> **SUPPLIED MATERIAL**
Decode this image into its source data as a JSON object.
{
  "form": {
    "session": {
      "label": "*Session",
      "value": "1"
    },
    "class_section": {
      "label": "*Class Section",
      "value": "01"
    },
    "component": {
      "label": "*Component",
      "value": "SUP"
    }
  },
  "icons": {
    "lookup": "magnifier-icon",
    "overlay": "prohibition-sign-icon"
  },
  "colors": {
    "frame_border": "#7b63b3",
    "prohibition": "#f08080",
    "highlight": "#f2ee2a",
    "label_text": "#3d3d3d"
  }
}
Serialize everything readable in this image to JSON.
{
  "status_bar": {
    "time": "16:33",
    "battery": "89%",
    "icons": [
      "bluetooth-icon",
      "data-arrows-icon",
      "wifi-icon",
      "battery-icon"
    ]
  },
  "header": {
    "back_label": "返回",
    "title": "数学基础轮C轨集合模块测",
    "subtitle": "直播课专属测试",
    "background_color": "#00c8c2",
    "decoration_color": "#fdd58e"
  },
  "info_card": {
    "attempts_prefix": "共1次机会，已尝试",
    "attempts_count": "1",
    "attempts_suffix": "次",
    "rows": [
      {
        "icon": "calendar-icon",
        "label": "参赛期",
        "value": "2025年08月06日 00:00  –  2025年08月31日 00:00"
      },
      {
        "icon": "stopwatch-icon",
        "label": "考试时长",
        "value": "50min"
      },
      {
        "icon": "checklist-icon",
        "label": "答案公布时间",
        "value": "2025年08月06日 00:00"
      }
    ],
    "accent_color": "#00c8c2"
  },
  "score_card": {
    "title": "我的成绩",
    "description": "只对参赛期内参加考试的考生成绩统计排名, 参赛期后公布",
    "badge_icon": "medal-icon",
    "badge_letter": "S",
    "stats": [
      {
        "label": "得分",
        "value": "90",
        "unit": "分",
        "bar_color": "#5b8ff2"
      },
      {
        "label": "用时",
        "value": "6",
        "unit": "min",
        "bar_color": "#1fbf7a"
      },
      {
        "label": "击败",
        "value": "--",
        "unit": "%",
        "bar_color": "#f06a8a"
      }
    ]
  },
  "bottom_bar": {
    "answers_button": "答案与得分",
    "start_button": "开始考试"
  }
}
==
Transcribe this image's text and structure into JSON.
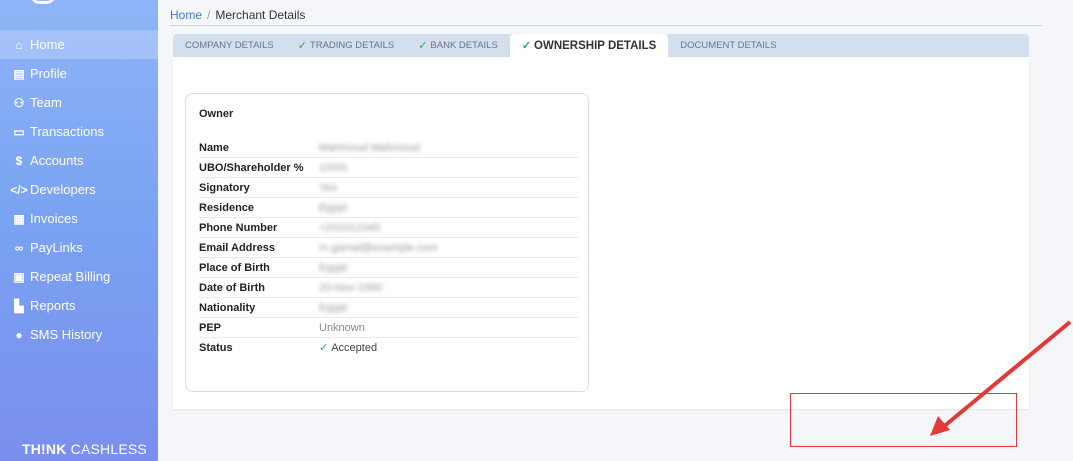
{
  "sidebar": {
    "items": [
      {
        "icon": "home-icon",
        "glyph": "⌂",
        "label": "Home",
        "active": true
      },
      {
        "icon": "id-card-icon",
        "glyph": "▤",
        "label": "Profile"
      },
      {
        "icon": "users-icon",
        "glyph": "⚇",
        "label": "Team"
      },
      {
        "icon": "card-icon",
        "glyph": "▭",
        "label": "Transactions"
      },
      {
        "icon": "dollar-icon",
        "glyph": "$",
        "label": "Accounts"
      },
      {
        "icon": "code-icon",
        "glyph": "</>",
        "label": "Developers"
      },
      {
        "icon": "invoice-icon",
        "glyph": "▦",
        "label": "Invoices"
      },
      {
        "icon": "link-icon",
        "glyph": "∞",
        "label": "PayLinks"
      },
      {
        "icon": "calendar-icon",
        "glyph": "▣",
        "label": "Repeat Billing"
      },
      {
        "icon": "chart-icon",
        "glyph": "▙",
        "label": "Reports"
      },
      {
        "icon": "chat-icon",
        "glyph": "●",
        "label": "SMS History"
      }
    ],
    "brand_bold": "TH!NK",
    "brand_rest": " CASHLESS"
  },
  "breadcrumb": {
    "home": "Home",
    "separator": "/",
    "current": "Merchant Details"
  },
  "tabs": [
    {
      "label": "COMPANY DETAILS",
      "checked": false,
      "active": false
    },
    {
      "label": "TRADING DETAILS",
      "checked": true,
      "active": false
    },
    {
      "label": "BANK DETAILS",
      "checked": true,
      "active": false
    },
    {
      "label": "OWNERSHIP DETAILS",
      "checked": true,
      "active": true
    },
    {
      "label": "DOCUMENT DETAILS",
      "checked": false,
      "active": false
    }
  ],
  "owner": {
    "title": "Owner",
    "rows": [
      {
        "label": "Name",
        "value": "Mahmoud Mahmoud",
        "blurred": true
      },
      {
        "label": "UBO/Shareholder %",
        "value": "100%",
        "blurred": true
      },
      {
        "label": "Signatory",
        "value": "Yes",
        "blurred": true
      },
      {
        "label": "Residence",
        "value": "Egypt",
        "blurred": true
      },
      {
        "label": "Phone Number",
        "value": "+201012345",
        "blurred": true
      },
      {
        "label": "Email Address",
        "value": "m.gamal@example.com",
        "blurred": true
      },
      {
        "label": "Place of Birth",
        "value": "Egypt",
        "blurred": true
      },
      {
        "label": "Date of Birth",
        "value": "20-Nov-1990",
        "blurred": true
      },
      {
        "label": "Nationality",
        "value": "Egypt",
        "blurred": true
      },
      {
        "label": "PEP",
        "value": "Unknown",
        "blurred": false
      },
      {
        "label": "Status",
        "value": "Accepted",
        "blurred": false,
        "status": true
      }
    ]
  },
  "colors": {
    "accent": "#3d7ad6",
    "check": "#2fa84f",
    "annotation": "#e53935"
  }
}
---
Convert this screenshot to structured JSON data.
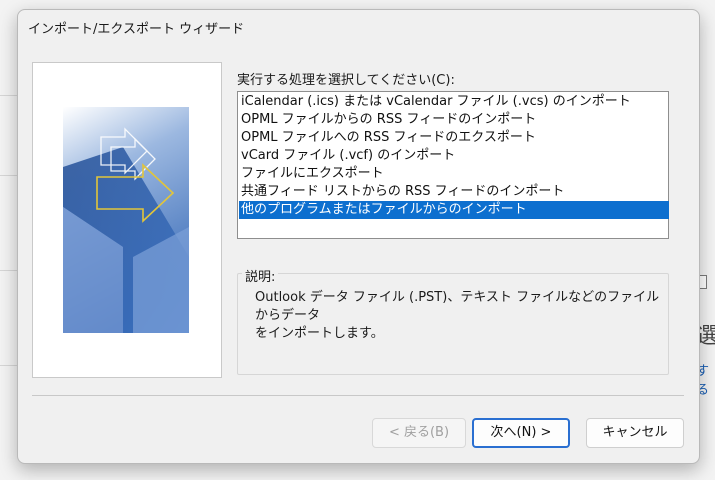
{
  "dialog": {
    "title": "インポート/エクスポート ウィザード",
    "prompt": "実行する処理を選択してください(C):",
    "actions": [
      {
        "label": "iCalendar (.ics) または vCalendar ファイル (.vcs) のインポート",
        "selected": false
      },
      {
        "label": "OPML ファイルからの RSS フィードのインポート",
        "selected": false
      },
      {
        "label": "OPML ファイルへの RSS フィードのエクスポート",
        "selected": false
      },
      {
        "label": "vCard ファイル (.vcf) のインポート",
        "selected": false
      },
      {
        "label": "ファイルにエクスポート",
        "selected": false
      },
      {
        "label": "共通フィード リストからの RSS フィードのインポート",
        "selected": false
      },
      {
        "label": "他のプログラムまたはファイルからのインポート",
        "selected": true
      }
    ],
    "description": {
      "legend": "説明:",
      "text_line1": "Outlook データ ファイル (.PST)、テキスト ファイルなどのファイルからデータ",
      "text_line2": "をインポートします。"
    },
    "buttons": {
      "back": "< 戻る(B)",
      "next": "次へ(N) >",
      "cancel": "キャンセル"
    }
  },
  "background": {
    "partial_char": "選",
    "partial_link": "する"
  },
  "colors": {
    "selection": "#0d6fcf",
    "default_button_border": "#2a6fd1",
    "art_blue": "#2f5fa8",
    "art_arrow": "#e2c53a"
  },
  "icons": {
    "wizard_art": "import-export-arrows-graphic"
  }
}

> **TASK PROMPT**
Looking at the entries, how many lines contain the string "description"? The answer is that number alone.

> **ANSWER SECTION**
2